Opportunity Youth Advocacy Community – April 2022 Monthly Meeting Summary

Updates from a national coalition of individuals and organizations who come together to build comprehensive support for and investment in pathways for Opportunity Youth – young people ages 16 to 24 who are not in school or the workforce.

If you’re interested in joining this cross-issue coalition of advocates and researchers focused on Opportunity Youth, please sign up here. Advocates of all ages and issue areas are welcome!

DC state of play

Appropriations & FY23 President’s Budget Request

Congress is back with an extensive to-do list and several priorities, including appropriations. The House is out until the second week of May, while the Senate is back in session until the end of the month. Between now and August recess, the House will be in session for a total of 32 legislative days and the Senate will be in session for 54 legislative days. Within the upcoming months and as Members get ready for midterm elections, Congress has a long road ahead.


Appropriators are working to secure an agreement on an overall size for non-discretionary funds which includes funding priorities for the RYC. We anticipate some movement on appropriations in the upcoming months throughout the summer.


Democrats are once again preparing to provide elements of President Biden’s social spending plan, but they are running up against the calendar.

In addition, there are plenty more legislative priorities on the agenda, from competitiveness legislation to another round of coronavirus funding. That said, the number of legislation that lawmakers will want to do as the midterms are closer will decline by the day

FY23 appropriations

  • Biden’s budget called for small increases across a set of education, workforce development, and national service programs that the RYC has advocated for since its launch in 2017.
  • RYC Dear Colleague Letter: Led by our House champion, Rep. Sara Jacobs (D-CA-53), the RYC called on Congress to increase appropriations by 20% for programs that reconnect Opportunity Youth.
  • The RYC also led an organizational sign-on letter with our partners calling on congressional appropriators to increase federal appropriations.
  • The House Appropriations Committee has been holding budget hearings with agency heads. The next hearing will be for the Dept. of Labor.

House bill update:

Similar to last month, the bipartisan conversations on the House side around WIOA are still ongoing. In regards to whether it will go to the House floor if the Senate will pay attention to it, or whether the Senate will do anything regarding WIOA this Congress, the fate of the House bill remains uncertain.

To read the perspectives of RYC members on the bill, read the statements put out by NYEC and CLASP:

From House Ed and Labor Committee staff:

Questions to ponder:
  • How do we better align executive and legislative branch action? Capitalize on violence prevention/intervention or mental health?
  • Should a local workforce board be able to focus its WIOA Youth funding on youth experiencing homelessness, foster youth, or justice-involved youth?
  • In your area/experience, would self-attestation significantly reduce disincentives to serving young people with the most barriers?
  • Given current resources, how can the workforce system better address mental health and trauma?

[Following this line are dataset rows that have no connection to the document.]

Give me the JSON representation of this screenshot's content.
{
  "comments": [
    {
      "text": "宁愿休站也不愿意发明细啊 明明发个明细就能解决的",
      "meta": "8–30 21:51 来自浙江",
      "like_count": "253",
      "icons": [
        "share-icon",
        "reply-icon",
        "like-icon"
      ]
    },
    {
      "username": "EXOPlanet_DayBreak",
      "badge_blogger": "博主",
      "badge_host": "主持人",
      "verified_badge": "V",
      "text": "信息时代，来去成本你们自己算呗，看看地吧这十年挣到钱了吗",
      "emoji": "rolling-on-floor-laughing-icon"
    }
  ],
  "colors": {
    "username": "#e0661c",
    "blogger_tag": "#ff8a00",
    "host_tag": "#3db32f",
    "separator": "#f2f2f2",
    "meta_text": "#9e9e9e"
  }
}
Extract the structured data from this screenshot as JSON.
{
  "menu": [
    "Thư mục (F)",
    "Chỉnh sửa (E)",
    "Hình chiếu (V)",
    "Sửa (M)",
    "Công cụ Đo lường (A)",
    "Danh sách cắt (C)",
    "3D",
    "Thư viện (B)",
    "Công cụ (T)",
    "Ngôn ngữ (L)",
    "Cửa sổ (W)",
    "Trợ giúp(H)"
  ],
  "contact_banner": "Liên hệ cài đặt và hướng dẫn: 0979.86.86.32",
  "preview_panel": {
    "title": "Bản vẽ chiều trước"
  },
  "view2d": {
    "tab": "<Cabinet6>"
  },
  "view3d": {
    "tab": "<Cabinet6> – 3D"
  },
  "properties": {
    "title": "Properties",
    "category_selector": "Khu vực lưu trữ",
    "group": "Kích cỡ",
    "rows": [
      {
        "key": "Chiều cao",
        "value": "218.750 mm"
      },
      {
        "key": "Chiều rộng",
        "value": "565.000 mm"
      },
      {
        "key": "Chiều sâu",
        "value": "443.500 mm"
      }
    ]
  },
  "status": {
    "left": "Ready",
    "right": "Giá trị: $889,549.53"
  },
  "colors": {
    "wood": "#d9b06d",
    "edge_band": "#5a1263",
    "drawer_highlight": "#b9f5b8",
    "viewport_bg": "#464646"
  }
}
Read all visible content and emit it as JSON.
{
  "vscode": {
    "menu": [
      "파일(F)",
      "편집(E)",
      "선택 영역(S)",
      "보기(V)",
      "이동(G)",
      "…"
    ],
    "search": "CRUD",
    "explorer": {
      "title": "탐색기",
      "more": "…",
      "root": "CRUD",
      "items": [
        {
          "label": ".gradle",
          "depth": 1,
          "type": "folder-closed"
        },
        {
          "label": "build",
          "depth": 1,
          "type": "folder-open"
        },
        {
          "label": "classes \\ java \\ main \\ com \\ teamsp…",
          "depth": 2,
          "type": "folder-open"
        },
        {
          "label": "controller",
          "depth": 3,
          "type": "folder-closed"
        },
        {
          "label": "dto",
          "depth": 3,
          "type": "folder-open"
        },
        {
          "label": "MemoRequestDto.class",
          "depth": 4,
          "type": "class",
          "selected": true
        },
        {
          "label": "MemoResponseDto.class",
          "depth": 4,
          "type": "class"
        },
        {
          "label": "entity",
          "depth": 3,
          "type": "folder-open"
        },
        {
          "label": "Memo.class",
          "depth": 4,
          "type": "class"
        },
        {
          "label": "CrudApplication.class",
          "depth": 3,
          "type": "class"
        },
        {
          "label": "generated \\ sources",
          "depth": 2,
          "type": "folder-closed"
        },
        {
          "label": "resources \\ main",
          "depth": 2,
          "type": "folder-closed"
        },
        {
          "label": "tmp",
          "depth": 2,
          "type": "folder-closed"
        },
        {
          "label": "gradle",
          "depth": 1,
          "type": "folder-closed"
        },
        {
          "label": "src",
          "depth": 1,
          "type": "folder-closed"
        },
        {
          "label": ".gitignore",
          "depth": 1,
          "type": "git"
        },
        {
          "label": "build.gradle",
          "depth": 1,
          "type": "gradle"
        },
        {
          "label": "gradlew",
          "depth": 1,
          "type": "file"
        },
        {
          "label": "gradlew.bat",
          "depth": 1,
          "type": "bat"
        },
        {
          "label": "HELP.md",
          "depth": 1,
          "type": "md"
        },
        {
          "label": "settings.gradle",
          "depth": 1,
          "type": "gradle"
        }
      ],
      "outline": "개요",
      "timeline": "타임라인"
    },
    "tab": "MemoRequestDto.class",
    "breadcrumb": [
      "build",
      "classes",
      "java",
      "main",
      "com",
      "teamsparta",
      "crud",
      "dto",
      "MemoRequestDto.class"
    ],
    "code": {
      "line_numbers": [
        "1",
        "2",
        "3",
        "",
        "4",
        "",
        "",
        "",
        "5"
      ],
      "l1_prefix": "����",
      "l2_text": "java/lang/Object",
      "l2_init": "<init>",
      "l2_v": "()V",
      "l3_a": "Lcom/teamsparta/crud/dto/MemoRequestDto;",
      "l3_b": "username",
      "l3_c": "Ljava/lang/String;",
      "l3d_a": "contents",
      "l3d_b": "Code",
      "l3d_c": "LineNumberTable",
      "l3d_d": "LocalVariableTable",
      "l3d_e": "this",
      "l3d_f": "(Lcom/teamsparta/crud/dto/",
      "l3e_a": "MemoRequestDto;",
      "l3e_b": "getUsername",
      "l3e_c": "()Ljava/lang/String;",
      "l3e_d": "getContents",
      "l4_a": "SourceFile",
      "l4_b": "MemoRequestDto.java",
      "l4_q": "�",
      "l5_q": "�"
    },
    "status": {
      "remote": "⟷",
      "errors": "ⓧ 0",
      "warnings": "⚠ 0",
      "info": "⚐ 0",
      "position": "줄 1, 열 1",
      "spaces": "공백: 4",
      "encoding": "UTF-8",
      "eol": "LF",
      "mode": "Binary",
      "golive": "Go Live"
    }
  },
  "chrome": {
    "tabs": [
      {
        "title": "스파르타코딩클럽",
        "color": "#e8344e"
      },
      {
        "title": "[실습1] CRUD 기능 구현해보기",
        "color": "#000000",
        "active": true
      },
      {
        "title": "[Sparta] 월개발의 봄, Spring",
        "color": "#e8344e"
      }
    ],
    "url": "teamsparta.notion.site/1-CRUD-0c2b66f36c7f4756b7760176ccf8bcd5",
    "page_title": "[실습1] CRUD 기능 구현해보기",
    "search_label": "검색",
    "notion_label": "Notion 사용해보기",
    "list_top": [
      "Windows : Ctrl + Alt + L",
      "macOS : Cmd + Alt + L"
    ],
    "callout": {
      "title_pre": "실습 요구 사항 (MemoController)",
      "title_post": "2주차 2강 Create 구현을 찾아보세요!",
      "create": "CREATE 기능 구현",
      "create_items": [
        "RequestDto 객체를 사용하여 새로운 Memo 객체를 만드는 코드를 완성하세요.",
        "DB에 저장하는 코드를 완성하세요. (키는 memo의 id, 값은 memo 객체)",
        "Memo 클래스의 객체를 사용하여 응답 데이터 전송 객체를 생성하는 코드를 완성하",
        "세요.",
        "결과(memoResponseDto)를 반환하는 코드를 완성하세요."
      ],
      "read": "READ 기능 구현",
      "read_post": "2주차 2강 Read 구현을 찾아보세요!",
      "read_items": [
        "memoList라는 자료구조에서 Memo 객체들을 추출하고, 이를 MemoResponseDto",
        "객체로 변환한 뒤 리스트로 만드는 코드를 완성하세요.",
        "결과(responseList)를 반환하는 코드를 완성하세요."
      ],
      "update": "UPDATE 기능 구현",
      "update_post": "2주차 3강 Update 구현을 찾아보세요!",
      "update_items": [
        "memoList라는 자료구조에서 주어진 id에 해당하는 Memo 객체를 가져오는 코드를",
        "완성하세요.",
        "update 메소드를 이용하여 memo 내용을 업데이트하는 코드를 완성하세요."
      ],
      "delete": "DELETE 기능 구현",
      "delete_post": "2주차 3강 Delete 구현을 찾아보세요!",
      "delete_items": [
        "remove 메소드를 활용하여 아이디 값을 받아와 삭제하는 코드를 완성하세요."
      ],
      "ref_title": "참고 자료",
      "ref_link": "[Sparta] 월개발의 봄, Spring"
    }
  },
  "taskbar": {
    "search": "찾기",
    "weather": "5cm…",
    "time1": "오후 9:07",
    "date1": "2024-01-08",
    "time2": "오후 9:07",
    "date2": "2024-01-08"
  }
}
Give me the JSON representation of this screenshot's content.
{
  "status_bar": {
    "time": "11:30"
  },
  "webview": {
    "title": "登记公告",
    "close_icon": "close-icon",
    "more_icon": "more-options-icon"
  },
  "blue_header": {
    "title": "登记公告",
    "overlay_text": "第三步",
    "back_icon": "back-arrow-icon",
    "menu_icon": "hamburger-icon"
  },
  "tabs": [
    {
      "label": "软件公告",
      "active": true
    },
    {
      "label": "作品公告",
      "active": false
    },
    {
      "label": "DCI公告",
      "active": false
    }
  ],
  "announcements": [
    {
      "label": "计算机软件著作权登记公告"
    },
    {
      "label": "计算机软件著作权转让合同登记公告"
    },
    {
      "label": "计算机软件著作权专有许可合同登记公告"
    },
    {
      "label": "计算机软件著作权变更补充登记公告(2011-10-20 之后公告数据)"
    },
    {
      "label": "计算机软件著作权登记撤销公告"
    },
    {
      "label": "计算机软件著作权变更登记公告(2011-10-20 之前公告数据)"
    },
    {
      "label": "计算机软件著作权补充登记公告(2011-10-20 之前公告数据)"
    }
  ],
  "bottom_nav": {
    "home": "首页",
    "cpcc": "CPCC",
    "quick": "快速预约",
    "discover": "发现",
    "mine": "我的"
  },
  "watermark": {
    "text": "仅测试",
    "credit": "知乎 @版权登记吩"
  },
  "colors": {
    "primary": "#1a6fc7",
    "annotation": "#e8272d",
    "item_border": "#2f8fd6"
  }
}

Measure of America
Kristin Lewis, the Director of Measure of America, presented how the arrival of Covid-19 affected youth disconnection. Current reporting showed 12.6% of young people in the United States are disconnected (see Measure of America’s data here), but Kristin shared how challenges with data collection impacted the last report.

The first challenge discussed was how Covid-19 affected data collection in 2020. Covid-19 disrupted normal methods and workflows of the Census Bureau’s American Community Survey. As a result of lower survey response rates, especially from April to June; there was a bias in the data collected as different groups were more/less likely to respond to the survey. Compared to previous years, respondents disproportionately lived in single-family homes, were married, had bachelor’s degrees, were citizens, and had higher-than-average incomes—all groups less likely to experience disconnection.

As a result, the Census Bureau used other data sources, such as administrative data, to adjust the ACS survey weights. This improved quality but did not fully remove bias. Even with the adjusted weights, the 2020 unemployment level is still lower than expected.

Recommendations: Key Points

  • Direct resources to areas with the highest rates of youth disconnection.
  • Recognize that one size does not fit all.
  • Don’t let young people who fell through the cracks over the last two years lose their chance at an education.
  • Continue to reduce Covid-19’s spread.

New Deal for Youth Hill Briefing

On April 29th, at the #ND4YHillBriefing young changemakers across the U.S. shared about the work they’re doing to demand our elected officials pay attention and take action.

Resource Round-Up

Reconnecting Youth Campaign (RYC)

All Youth Connecting Forum: Empower, Educate, Explore (NYEC, June 2-3)

HAP Academy OIC – Hmong American Partnership
EPIC – Advocacy

Join the next meeting!

Please complete our feedback form. It will help us shape the next conversation. 

Next conversation is May 23,  2022, same time and place (Register for future monthly stakeholder updates)

Stay in touch!
Jo Ann Paanio: joann@forumfyi.org
Kathy Tran: ktran@clasp.org
Thomas Showalter: thomas.showalter@nyec.org